The rain of so many centuries has made the sandy soil in the most venerable areas of the reserve acidic, creating rare and specially protected zones of dune heathland. The younger dunes, closer to the sea, are home to a great variety of wildflowers, birds and 748 species (and counting) of butterflies and moths.
Left to themselves, sand dunes are the most dynamic of land systems, remaking their hills and valleys eternally like slow motion seas. Adjacent shorelines expand and contract as they alternatively erode and accumulate sandy material.
Nature is no respecter of noble rank, and the insolent mobility of sand dunes evidently proved vexing to the marquises of Downshire, one of whom built a substantial mansion on the peninsula in the 19th century. To their dismay, they found that the sea might come perilously close to their summer residence in one decade, while it could be in danger of being entombed by the dunes in the next.
So they did what people faced with similar problems have often done all over the world in recent centuries, usually creating new problems as a result. They planted exotic vegetation – sea buckthorn in this case – to “stabilise” the dunes. Very rapidly, the buckthorn came to dominate much of the landscape, excluding most native plants and animals wherever it spread (though providing some habitat for birds).
Buckthorn removal is a challenging but necessary conservation measure, and it has advanced significantly since Nairn first worked at Murlough in the 1970s, restoring considerable areas to something approaching their former condition.
The most dramatic changes we saw, however, were at the point where the dunes drop down to the beach. Storms four years ago had blown out a small mountain of sand, allowing tides to reach inside the dunes, creating periodic salt water pools in the new hollow. But you would not easily know that today, because wind and sea have already driven enough sand back into the opening to build a new embryonic dune barrier more than a metre high.
Dynamic changes like these occur most visibly in dune systems, but every tide also offers fresh surprises on rocky shores and shingle beaches.
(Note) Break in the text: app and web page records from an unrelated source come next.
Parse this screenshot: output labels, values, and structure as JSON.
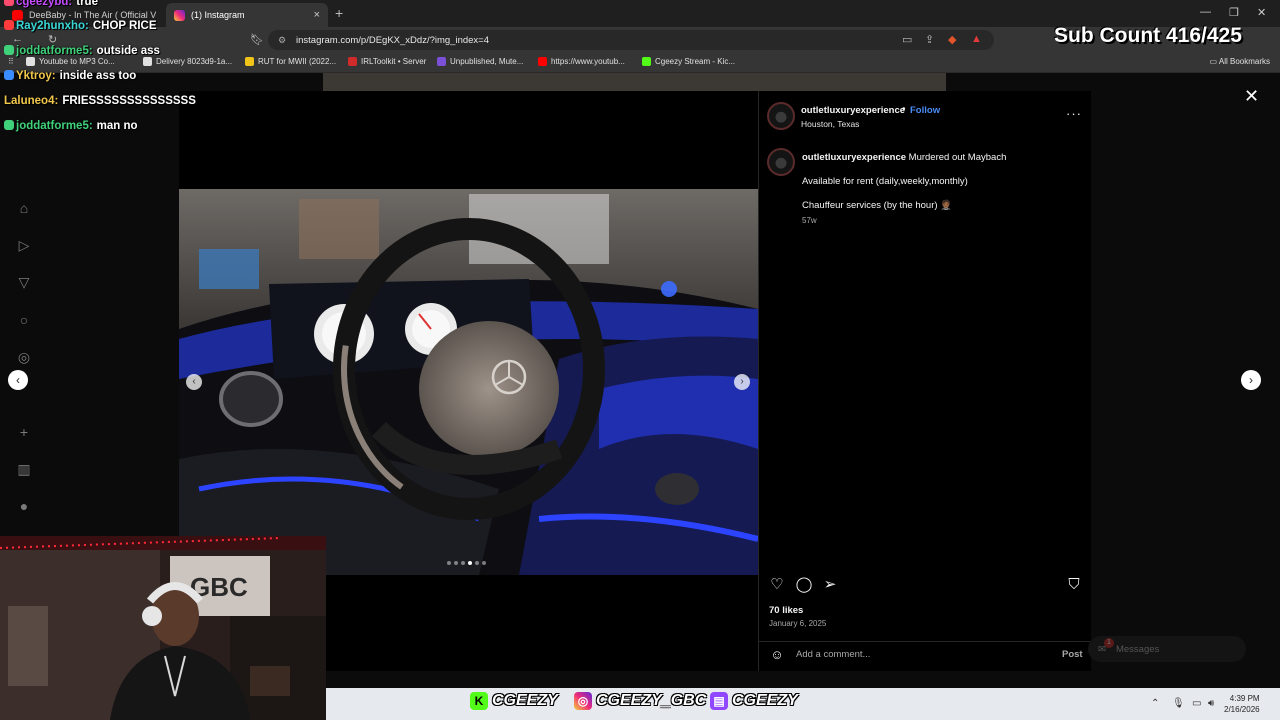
{
  "browser": {
    "tabs": [
      {
        "title": "DeeBaby - In The Air ( Official Video",
        "active": false
      },
      {
        "title": "(1) Instagram",
        "active": true
      }
    ],
    "url": "instagram.com/p/DEgKX_xDdz/?img_index=4",
    "bookmarks": [
      "Youtube to MP3 Co...",
      "Delivery 8023d9-1a...",
      "RUT for MWII (2022...",
      "IRLToolkit • Server",
      "Unpublished, Mute...",
      "https://www.youtub...",
      "Cgeezy Stream - Kic..."
    ],
    "all_bookmarks": "All Bookmarks"
  },
  "post": {
    "username": "outletluxuryexperience",
    "follow_label": "Follow",
    "location": "Houston, Texas",
    "caption_user": "outletluxuryexperience",
    "caption_text": "Murdered out Maybach",
    "caption_line2": "Available for rent (daily,weekly,monthly)",
    "caption_line3": "Chauffeur services (by the hour) 🤵🏾",
    "caption_age": "57w",
    "likes": "70 likes",
    "date": "January 6, 2025",
    "comment_placeholder": "Add a comment...",
    "post_label": "Post",
    "carousel_total": 6,
    "carousel_current": 4
  },
  "messages": {
    "label": "Messages",
    "badge": "1"
  },
  "chat": [
    {
      "user": "cgeezybd:",
      "text": "true"
    },
    {
      "user": "Ray2hunxho:",
      "text": "CHOP RICE"
    },
    {
      "user": "joddatforme5:",
      "text": "outside ass"
    },
    {
      "user": "Yktroy:",
      "text": "inside ass too"
    },
    {
      "user": "Laluneo4:",
      "text": "FRIESSSSSSSSSSSSSS"
    },
    {
      "user": "joddatforme5:",
      "text": "man no"
    }
  ],
  "stream": {
    "sub_count": "Sub Count 416/425",
    "socials": [
      "CGEEZY",
      "CGEEZY_GBC",
      "CGEEZY"
    ]
  },
  "taskbar": {
    "time": "4:39 PM",
    "date": "2/16/2026"
  },
  "colors": {
    "accent": "#4a8cf7",
    "panel_bg": "#000000",
    "kick": "#53fc18",
    "twitch": "#9146ff"
  }
}
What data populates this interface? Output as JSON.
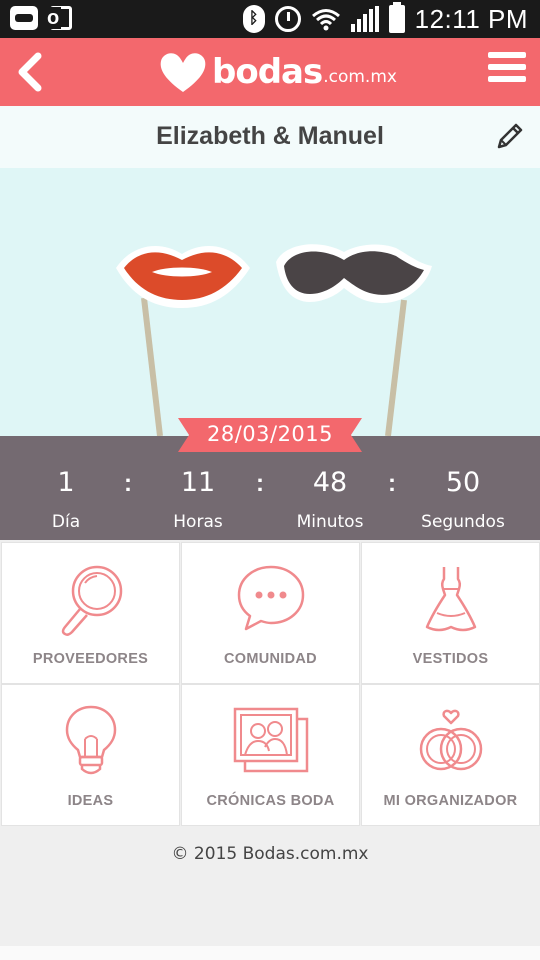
{
  "status_bar": {
    "time": "12:11 PM",
    "icons": [
      "game-controller-icon",
      "outlook-icon",
      "bluetooth-icon",
      "alarm-icon",
      "wifi-icon",
      "signal-icon",
      "battery-icon"
    ]
  },
  "app_bar": {
    "logo_word": "bodas",
    "logo_domain": ".com.mx",
    "back_icon": "chevron-left-icon",
    "menu_icon": "hamburger-menu-icon",
    "color": "#f3686d"
  },
  "couple": {
    "names": "Elizabeth & Manuel",
    "edit_icon": "pencil-icon"
  },
  "hero": {
    "props": [
      "lips-icon",
      "mustache-icon"
    ]
  },
  "countdown": {
    "date": "28/03/2015",
    "units": [
      {
        "value": "1",
        "label": "Día"
      },
      {
        "value": "11",
        "label": "Horas"
      },
      {
        "value": "48",
        "label": "Minutos"
      },
      {
        "value": "50",
        "label": "Segundos"
      }
    ],
    "separator": ":"
  },
  "menu_tiles": [
    {
      "label": "PROVEEDORES",
      "icon": "magnifier-icon"
    },
    {
      "label": "COMUNIDAD",
      "icon": "chat-bubble-icon"
    },
    {
      "label": "VESTIDOS",
      "icon": "dress-icon"
    },
    {
      "label": "IDEAS",
      "icon": "lightbulb-icon"
    },
    {
      "label": "CRÓNICAS BODA",
      "icon": "photos-icon"
    },
    {
      "label": "MI ORGANIZADOR",
      "icon": "rings-icon"
    }
  ],
  "footer": {
    "copyright": "© 2015 Bodas.com.mx"
  },
  "colors": {
    "accent": "#f3686d",
    "countdown_bg": "#746a71",
    "hero_bg": "#dff6f6",
    "icon_stroke": "#f08a8d"
  }
}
Nairn recommended a little field guide, Ireland’s Seashore, by Lucy Taylor and Emma Nickelsen, to help you understand the strange things that the sea may have placed on your path.
And he also recommended that the best way for an adult to appreciate the detail of any type beach landscape is to always go accompanied by children. A few days later, by complete coincidence, the excursion to Mosney proved his point.
BEAUTIFUL BEACHES: FOUR FAVOURITE WALKS CHOSEN BY RICHARD NAIRN
Portnoo-Naran, Co Donegal (map reference for starting point: G713991): “At low tide, you can walk out to the island of Inishkeel with its early Christian church and graveyard. On the northern side of the island there are extensive rock pools at low tide, but be sure to cross back to the mainland within an hour before the tide cuts you off.”
Streedagh, Co Sligo (G636507): “Six kilometres’ walk along the beach near Grange and back behind the sand dunes looking across the inlet to the dramatic Benbulbin Mountain. Abundant fossil-bearing limestone rocks at the top of the beach. Popular with surfers because of the Atlantic rollers.”
Coral Strand, Co Galway (L630456): “At Ballyconneely, part of a complex around Mannin Bay. The “coral” that replaces sand on the beach is made of fragments of an alga called Mearl that lives offshore in the shallow waters. It traps calcium in seawater and builds hard structures that become broken up in winter storms. As you walk west towards Slyne Head, enjoy the flower-rich grasslands of the sandy machair.”
The Murrough, Co Wicklow (O317038): “This 11km shingle beach stretches from Wicklow Town to Greystones. Highlights include the rich strandline flora north of the old Newcastle railway house. The little tern colony at Kilcoole is protected by BirdWatch Ireland wardens in summer, who will give information on other birds and wildlife to see here. Watch out for otters in the lagoons inland of the railway.”